|White willow extract (std to 15 percent salicin content)||33 mg|
|Ginger root extract (std to 5 percent gingerols content)||50 mg|
- Reddy S, Rishi AK, Xu H, et al. Mechanisms of curcumin-and EGF-receptor related protein (ERRP)- dependent growth inhibition on colon cancer cells. Am J Clin Nutr 2006;55(2):185-194.
- Ciardiello F, Caputo R, Bianco R. Antitumor effect and potentiation of cytotoxic drugs activity in human cancer cells by ZD-1839 (Iressa), an epidermal growth factor Receptor-selective tyrosine kinase inhibitor. Clinical Cancer Research, May 2000;6:2053-2063.
- Ciardiello F and Tortora G. Interactions between the epidermal growth factor receptor and type I protein kinase A: biological significance and therapeutic implications. Clinical Cancer Research 1998;4:821-828.
- Al-Achi. "Anti-Inflammatory Herbs." U.S. Pharmacist online (www.uspharmacist.com); posted March 15, 2004.
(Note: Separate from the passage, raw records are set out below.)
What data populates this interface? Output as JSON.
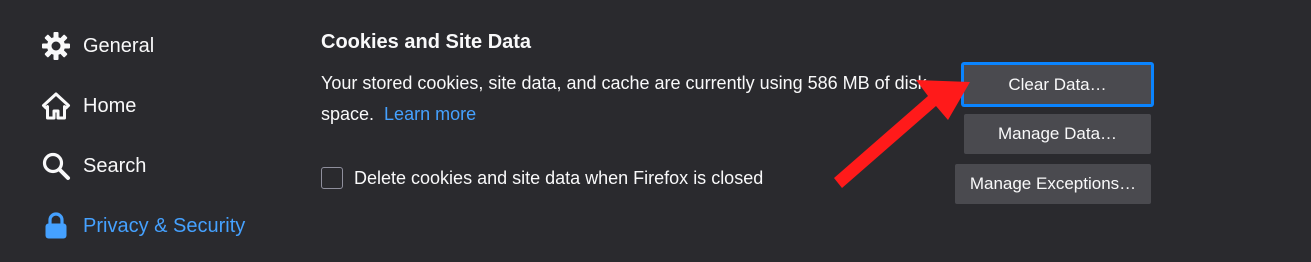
{
  "sidebar": {
    "items": [
      {
        "label": "General",
        "icon": "gear-icon"
      },
      {
        "label": "Home",
        "icon": "home-icon"
      },
      {
        "label": "Search",
        "icon": "search-icon"
      },
      {
        "label": "Privacy & Security",
        "icon": "lock-icon",
        "active": true
      }
    ]
  },
  "cookies": {
    "title": "Cookies and Site Data",
    "description": "Your stored cookies, site data, and cache are currently using 586 MB of disk space.",
    "learn_more": "Learn more",
    "delete_on_close_label": "Delete cookies and site data when Firefox is closed",
    "delete_on_close_checked": false,
    "buttons": {
      "clear_data": "Clear Data…",
      "manage_data": "Manage Data…",
      "manage_exceptions": "Manage Exceptions…"
    }
  },
  "colors": {
    "background": "#2a2a2e",
    "accent": "#45a1ff",
    "button": "#4a4a4f",
    "focus_ring": "#0a84ff",
    "annotation_arrow": "#ff1a1a"
  }
}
- McCarty M.F. Targeting multiple signaling pathways as a strategy for managing prostate cancer: multifocal signal modulation therapy. Integrative Cancer Therapies 2004;3(4):349-380.
- Wells A. EGF receptor. Int J Biochem Cell Biol 1999;31:637-643.
Click here for more information about James P. Meschino, DC, MS.